In the storyline, Kevin returns to Riverdale as an adult after having served in the Army and having recovered from a battle-related injury in Iraq. He eventually ties the knot with Dr. Clay Walker, an African-American rehabilitation expert who helped Kevin regain his ability to walk, in a ceremony presided over by Riverdale's mayor.
Keller first appeared in the venerable Archie series in Veronica #202, published in September 2010, in a story entitled, "Isn't It Bromantic?" In that story, Veronica expresses interest in dating Kevin, but he explains to Jughead that the reason he does not want to date Veronica is because he is gay.
The issue sold out, prompting Archie Comics to issue a reprint for the first time in its 70-year history.
Keller returned in Veronica #205 and then in 2011 headlined his own 4-issue miniseries, Kevin Keller. That series focuses on Keller's life before he arrived in Riverdale, including his struggles in junior high school.
Archie Comics co-chief executive Jon Goldwater last year explained that "The introduction of Kevin is just about keeping the world of Archie Comics current and inclusive."
He added, "Archie's hometown of Riverdale has always been a safe world for everyone.
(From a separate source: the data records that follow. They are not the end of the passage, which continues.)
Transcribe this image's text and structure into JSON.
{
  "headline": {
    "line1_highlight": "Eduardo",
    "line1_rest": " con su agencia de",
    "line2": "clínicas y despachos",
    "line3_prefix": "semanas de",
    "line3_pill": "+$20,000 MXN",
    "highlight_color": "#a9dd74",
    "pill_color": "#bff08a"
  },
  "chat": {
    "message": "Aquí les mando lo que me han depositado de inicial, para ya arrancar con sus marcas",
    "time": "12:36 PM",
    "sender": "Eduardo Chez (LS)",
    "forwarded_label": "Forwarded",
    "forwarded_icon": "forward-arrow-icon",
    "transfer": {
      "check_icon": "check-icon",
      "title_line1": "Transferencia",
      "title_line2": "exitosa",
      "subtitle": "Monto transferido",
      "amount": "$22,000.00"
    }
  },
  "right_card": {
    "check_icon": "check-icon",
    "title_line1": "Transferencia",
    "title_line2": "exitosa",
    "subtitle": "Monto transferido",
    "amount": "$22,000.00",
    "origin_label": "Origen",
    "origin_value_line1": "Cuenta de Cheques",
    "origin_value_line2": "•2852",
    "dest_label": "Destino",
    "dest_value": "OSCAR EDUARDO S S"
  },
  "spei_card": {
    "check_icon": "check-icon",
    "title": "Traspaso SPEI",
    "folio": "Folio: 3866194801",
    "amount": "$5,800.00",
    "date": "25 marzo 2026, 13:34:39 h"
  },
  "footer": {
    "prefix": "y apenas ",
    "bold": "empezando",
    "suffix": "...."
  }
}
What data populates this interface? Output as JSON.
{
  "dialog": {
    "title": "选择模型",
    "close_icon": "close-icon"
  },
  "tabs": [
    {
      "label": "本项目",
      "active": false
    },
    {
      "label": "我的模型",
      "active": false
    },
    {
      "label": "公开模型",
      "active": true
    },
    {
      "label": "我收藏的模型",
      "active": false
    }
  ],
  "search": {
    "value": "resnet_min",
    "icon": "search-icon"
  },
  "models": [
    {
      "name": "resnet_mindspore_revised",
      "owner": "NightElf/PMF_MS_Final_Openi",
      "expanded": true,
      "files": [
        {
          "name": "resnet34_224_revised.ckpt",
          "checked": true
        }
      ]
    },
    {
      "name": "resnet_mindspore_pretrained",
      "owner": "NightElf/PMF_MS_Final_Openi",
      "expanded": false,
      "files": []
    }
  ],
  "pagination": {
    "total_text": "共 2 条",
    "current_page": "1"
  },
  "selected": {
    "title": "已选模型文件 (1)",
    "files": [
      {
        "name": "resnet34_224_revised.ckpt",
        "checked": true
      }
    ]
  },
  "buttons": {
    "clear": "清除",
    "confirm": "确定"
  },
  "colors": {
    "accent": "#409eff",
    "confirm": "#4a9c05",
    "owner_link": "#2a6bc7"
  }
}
It just makes sense to have an openly gay character in Archie comic books."
Besides, he said, people who might be offended by a gay storyline "aren't the kind of people we want reading our comics anyway."
Max Gouttebroze, entertainment media strategist at GLAAD, welcomed the new storyline: "With Riverdale being a picture perfect image of the reality we live in, it is important for readers to see the diversity of American life reflected in this idealistic universe. Kevin, a charismatic and loved character, gives readers an image they can look up to and relate to. His prominence as an LGBT character, his dating life, the depiction of his wedding and his military career are important images for comic book readers across the country who are fans of the series."
However, not everyone is pleased. As Alvin McEwen at Holy Bullies and Headless Monsters has pointed out, anti-gay activist Peter LaBarbera sees the whole development as an insidious plot to indoctrinate children.
LaBarbera has fulminated that the storyline is "really manipulative. Of course they are going to have a soldier having a homosexual so-called marriage with a black, so it's interracial, they want to work that in there, which is fine, interracial marriage is good but not between two men, and he was the physical therapist for this soldier so they're really manipulating these kids. Here you are taking something that parents take for granted is wholesome, Archie Comics, and now even that is being turned into a promoter of the radical homosexual agenda."
Of course, what really infuriates homophobes like LaBarbera is precisely what Teresa Theophano noted: comic books serve as a barometer of shifting attitudes toward sexual minorities and thus the mainstreaming of same-sex marriage in a beloved comic strip like Archie Comics is a reflection of increased acceptance of glbtq people.
Kevin Keller is not, of course, the first character to marry a same-sex partner in comic book history. Same-sex weddings are neither rare nor controversial in gay and lesbian comic strips or in alternative graphic books generally. But Karl Keller's wedding is a landmark in mainstream comic books targeted at young people.